▸ TASK TO COMPLETE:
Every record must be copied exactly, from first line to last.

· · · · · · ·

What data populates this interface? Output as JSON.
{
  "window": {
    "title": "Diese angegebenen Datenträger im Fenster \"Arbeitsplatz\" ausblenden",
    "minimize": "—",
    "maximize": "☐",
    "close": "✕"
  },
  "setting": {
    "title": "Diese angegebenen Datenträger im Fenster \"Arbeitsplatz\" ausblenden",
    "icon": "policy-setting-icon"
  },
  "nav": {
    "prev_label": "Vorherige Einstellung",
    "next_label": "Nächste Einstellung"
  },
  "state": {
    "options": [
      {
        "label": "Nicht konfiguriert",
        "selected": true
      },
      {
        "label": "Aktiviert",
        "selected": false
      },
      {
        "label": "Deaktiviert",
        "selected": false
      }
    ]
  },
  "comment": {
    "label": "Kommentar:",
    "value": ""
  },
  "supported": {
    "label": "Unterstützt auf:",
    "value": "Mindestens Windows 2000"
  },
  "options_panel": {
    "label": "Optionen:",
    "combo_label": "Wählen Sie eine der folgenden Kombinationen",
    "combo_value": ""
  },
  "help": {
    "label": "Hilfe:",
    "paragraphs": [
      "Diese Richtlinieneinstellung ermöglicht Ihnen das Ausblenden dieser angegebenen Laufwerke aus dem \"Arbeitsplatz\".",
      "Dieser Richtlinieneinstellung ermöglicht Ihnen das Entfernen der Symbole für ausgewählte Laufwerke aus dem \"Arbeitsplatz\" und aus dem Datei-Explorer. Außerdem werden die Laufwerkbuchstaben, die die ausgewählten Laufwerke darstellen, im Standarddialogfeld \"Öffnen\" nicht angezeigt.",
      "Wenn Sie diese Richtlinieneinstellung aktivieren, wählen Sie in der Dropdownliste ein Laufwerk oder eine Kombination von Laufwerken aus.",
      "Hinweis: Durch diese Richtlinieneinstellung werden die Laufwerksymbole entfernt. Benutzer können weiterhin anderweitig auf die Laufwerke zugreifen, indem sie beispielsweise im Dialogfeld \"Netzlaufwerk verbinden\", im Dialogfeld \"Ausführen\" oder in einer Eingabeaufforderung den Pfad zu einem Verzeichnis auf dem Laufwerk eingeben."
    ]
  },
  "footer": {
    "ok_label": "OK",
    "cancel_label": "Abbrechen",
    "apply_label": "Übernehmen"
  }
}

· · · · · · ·

▸ WRITTEN ANSWER:
What data populates this interface? Output as JSON.
{
  "window": {
    "title": "Diese angegebenen Datenträger im Fenster \"Arbeitsplatz\" ausblenden",
    "minimize": "—",
    "maximize": "☐",
    "close": "✕"
  },
  "setting": {
    "title": "Diese angegebenen Datenträger im Fenster \"Arbeitsplatz\" ausblenden",
    "icon": "policy-setting-icon"
  },
  "nav": {
    "prev_label": "Vorherige Einstellung",
    "next_label": "Nächste Einstellung"
  },
  "state": {
    "options": [
      {
        "label": "Nicht konfiguriert",
        "selected": true
      },
      {
        "label": "Aktiviert",
        "selected": false
      },
      {
        "label": "Deaktiviert",
        "selected": false
      }
    ]
  },
  "comment": {
    "label": "Kommentar:",
    "value": ""
  },
  "supported": {
    "label": "Unterstützt auf:",
    "value": "Mindestens Windows 2000"
  },
  "options_panel": {
    "label": "Optionen:",
    "combo_label": "Wählen Sie eine der folgenden Kombinationen",
    "combo_value": ""
  },
  "help": {
    "label": "Hilfe:",
    "paragraphs": [
      "Diese Richtlinieneinstellung ermöglicht Ihnen das Ausblenden dieser angegebenen Laufwerke aus dem \"Arbeitsplatz\".",
      "Dieser Richtlinieneinstellung ermöglicht Ihnen das Entfernen der Symbole für ausgewählte Laufwerke aus dem \"Arbeitsplatz\" und aus dem Datei-Explorer. Außerdem werden die Laufwerkbuchstaben, die die ausgewählten Laufwerke darstellen, im Standarddialogfeld \"Öffnen\" nicht angezeigt.",
      "Wenn Sie diese Richtlinieneinstellung aktivieren, wählen Sie in der Dropdownliste ein Laufwerk oder eine Kombination von Laufwerken aus.",
      "Hinweis: Durch diese Richtlinieneinstellung werden die Laufwerksymbole entfernt. Benutzer können weiterhin anderweitig auf die Laufwerke zugreifen, indem sie beispielsweise im Dialogfeld \"Netzlaufwerk verbinden\", im Dialogfeld \"Ausführen\" oder in einer Eingabeaufforderung den Pfad zu einem Verzeichnis auf dem Laufwerk eingeben."
    ]
  },
  "footer": {
    "ok_label": "OK",
    "cancel_label": "Abbrechen",
    "apply_label": "Übernehmen"
  }
}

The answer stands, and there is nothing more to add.